In her upfront speech,  which followed more than an hour of content announcements and clips, Yaccarino talked about all NBCU has been doing to serve advertisers, including doing some heavy lifting on measurement. “We are liberating all of you from what you all know is broken and finally breaking away from legacy, she said, taking a shot at Nielsen.

“Today, you can have every single thing you’ve ever dreamed of,” she said. “Not on a silver platter, but better yet, on a single, unified platform because responding to your needs, that’s our partnership commitment,” she said.

“The question is: are you ready to commit to this future?“ she asked. “A future where first-party data is no longer the exclusive domain of the digital platforms. A future where self-serve doesn’t have to mean second-class inventory. A future where multiple currencies deliver you massive results.

“And listen, while the rest of the industry plays catch-up or tries to force-feed your ads to consumers who never asked for them in the first place, we’re the only place that consumers can actually completely trust,“ she said. ”Where the experience delivers and the future is very, very clear. Content. Technology. Partnerships all in one place. All in one place.”

Yaccarino concluded by taking on any potential rivals.

“The rest of the industry will spend the next decade trying to become Comcast NBCUniversal because we know the future is ad-supported and our entire company is already built, top to bottom, to support you, our advertisers,” she said. ▪️

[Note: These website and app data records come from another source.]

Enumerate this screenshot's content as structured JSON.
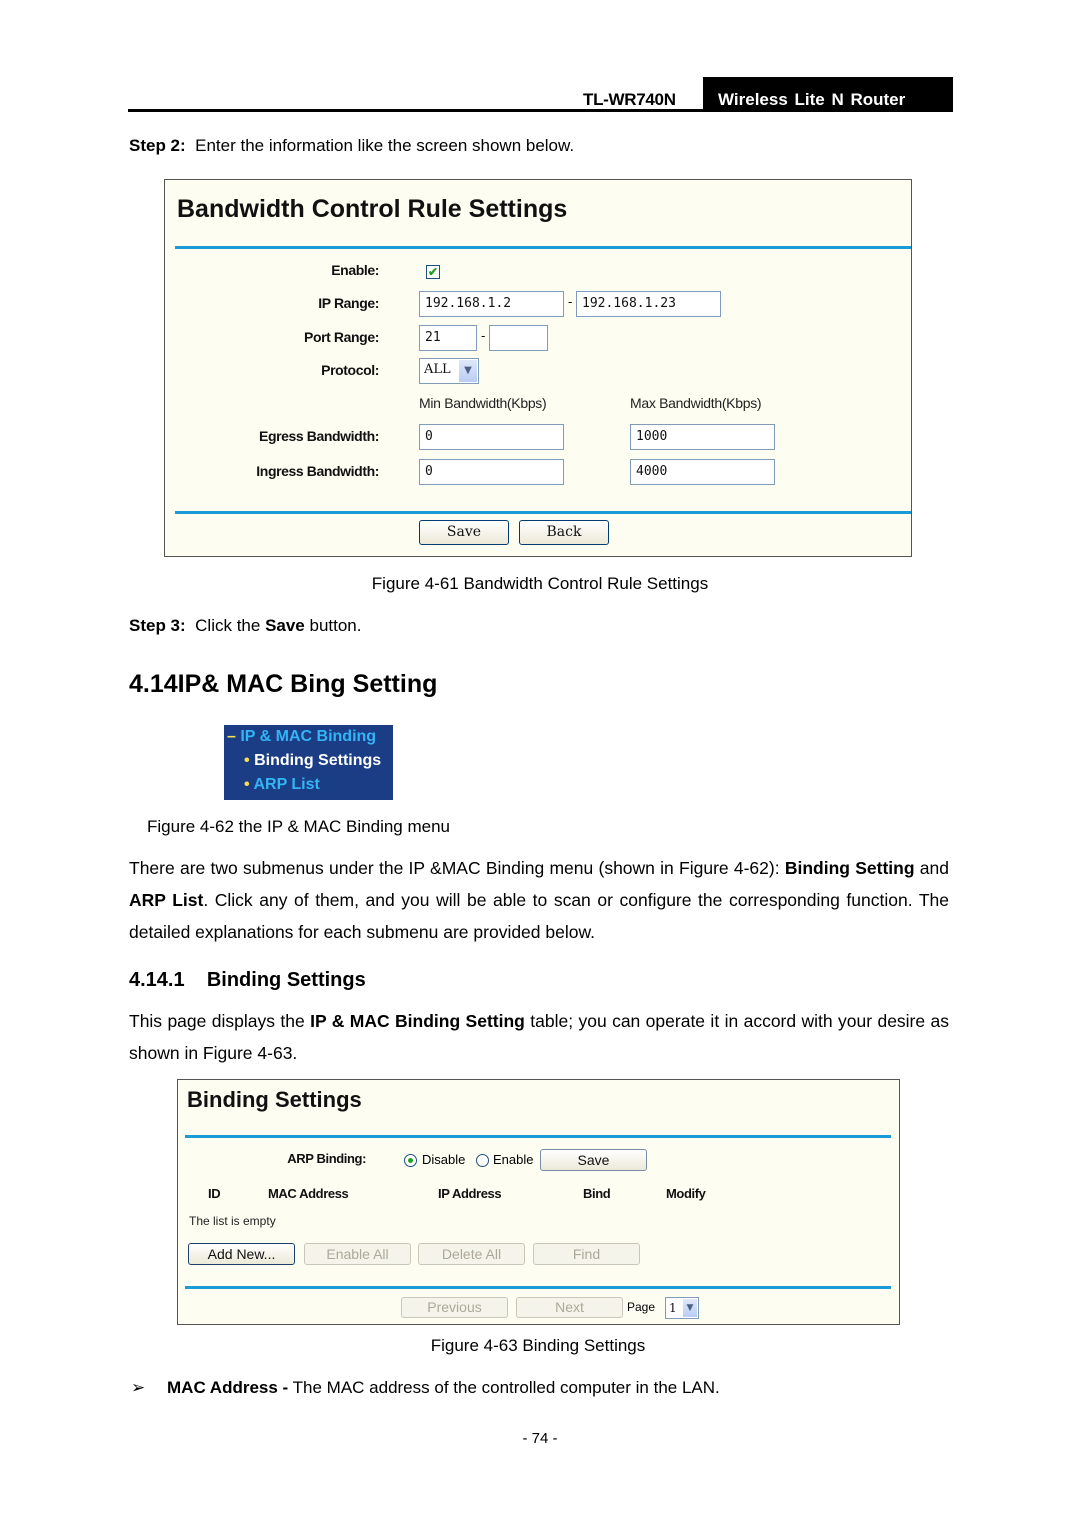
{
  "header": {
    "model": "TL-WR740N",
    "product": "Wireless  Lite  N  Router"
  },
  "step2": {
    "label": "Step 2:",
    "text": "Enter the information like the screen shown below."
  },
  "figure61": {
    "title": "Bandwidth Control Rule Settings",
    "enable_label": "Enable:",
    "enable_checked": true,
    "check_glyph": "✔",
    "ip_range_label": "IP Range:",
    "ip_start": "192.168.1.2",
    "ip_end": "192.168.1.23",
    "dash": "-",
    "port_range_label": "Port Range:",
    "port_start": "21",
    "port_end": "",
    "protocol_label": "Protocol:",
    "protocol_value": "ALL",
    "dropdown_glyph": "▼",
    "min_bw_header": "Min Bandwidth(Kbps)",
    "max_bw_header": "Max Bandwidth(Kbps)",
    "egress_label": "Egress Bandwidth:",
    "egress_min": "0",
    "egress_max": "1000",
    "ingress_label": "Ingress Bandwidth:",
    "ingress_min": "0",
    "ingress_max": "4000",
    "save_button": "Save",
    "back_button": "Back",
    "caption": "Figure 4-61 Bandwidth Control Rule Settings"
  },
  "step3": {
    "label": "Step 3:",
    "text_before": "Click the",
    "bold": "Save",
    "text_after": "button."
  },
  "section_heading": "4.14IP& MAC Bing Setting",
  "figure62": {
    "menu": {
      "parent": {
        "glyph": "–",
        "label": "IP & MAC Binding"
      },
      "items": [
        {
          "glyph": "•",
          "label": "Binding Settings",
          "active": true
        },
        {
          "glyph": "•",
          "label": "ARP List",
          "active": false
        }
      ]
    },
    "colors": {
      "background": "#1b3d85",
      "link": "#33b5f5",
      "active": "#ffffff",
      "bullet": "#f5e050"
    },
    "caption": "Figure 4-62 the IP & MAC Binding menu"
  },
  "intro_paragraph": {
    "p1": "There are two submenus under the IP &MAC Binding menu (shown in Figure 4-62):",
    "b1": "Binding Setting",
    "p2": "and",
    "b2": "ARP List",
    "p3": ". Click any of them, and you will be able to scan or configure the corresponding function. The detailed explanations for each submenu are provided below."
  },
  "subsection_heading": {
    "number": "4.14.1",
    "title": "Binding Settings"
  },
  "subsection_paragraph": {
    "p1": "This page displays the",
    "b1": "IP & MAC Binding Setting",
    "p2": "table; you can operate it in accord with your desire as shown in Figure 4-63."
  },
  "figure63": {
    "title": "Binding Settings",
    "arp_binding_label": "ARP Binding:",
    "radio_disable": "Disable",
    "radio_enable": "Enable",
    "selected": "Disable",
    "save_button": "Save",
    "columns": [
      "ID",
      "MAC Address",
      "IP Address",
      "Bind",
      "Modify"
    ],
    "empty_text": "The list is empty",
    "buttons": [
      {
        "label": "Add New...",
        "enabled": true
      },
      {
        "label": "Enable All",
        "enabled": false
      },
      {
        "label": "Delete All",
        "enabled": false
      },
      {
        "label": "Find",
        "enabled": false
      }
    ],
    "previous_button": "Previous",
    "next_button": "Next",
    "page_label": "Page",
    "page_value": "1",
    "dropdown_glyph": "▼",
    "caption": "Figure 4-63 Binding Settings"
  },
  "bullet": {
    "glyph": "➢",
    "bold": "MAC Address -",
    "text": "The MAC address of the controlled computer in the LAN."
  },
  "page_number": "- 74 -"
}
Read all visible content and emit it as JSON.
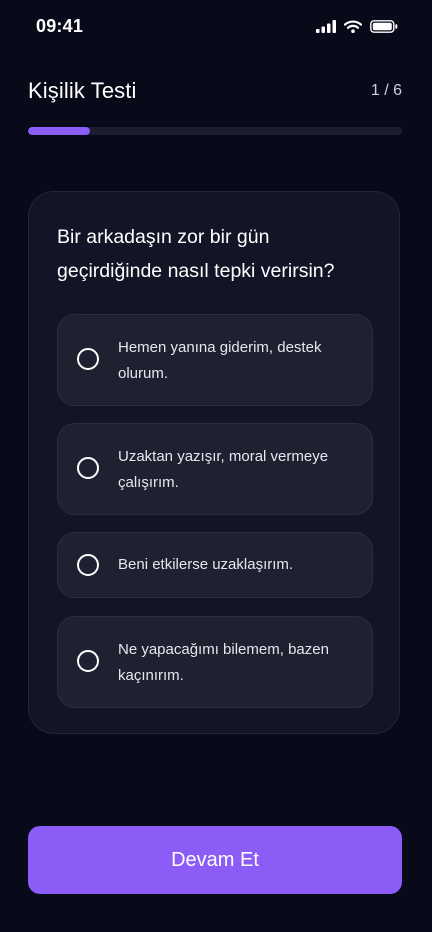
{
  "status_bar": {
    "time": "09:41",
    "icons": [
      "signal-icon",
      "wifi-icon",
      "battery-icon"
    ]
  },
  "header": {
    "title": "Kişilik Testi",
    "step": "1 / 6"
  },
  "progress": {
    "fraction": 0.1667,
    "color": "#8b5cf6"
  },
  "question": {
    "text": "Bir arkadaşın zor bir gün geçirdiğinde nasıl tepki verirsin?",
    "options": [
      {
        "label": "Hemen yanına giderim, destek olurum."
      },
      {
        "label": "Uzaktan yazışır, moral vermeye çalışırım."
      },
      {
        "label": "Beni etkilerse uzaklaşırım."
      },
      {
        "label": "Ne yapacağımı bilemem, bazen kaçınırım."
      }
    ]
  },
  "footer": {
    "continue_label": "Devam Et"
  },
  "colors": {
    "background": "#080a19",
    "card": "#121526",
    "option": "#1e2130",
    "accent": "#8b5cf6"
  }
}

Jon has been business editor of Broadcasting+Cable since 2010. He focuses on revenue-generating activities, including advertising and distribution, as well as executive intrigue and merger and acquisition activity. Just about any story is fair game, if a dollar sign can make its way into the article. Before B+C, Jon covered the industry for TVWeek, Cable World, Electronic Media, Advertising Age and The New York Post. A native New Yorker, Jon is hiding in plain sight in the suburbs of Chicago.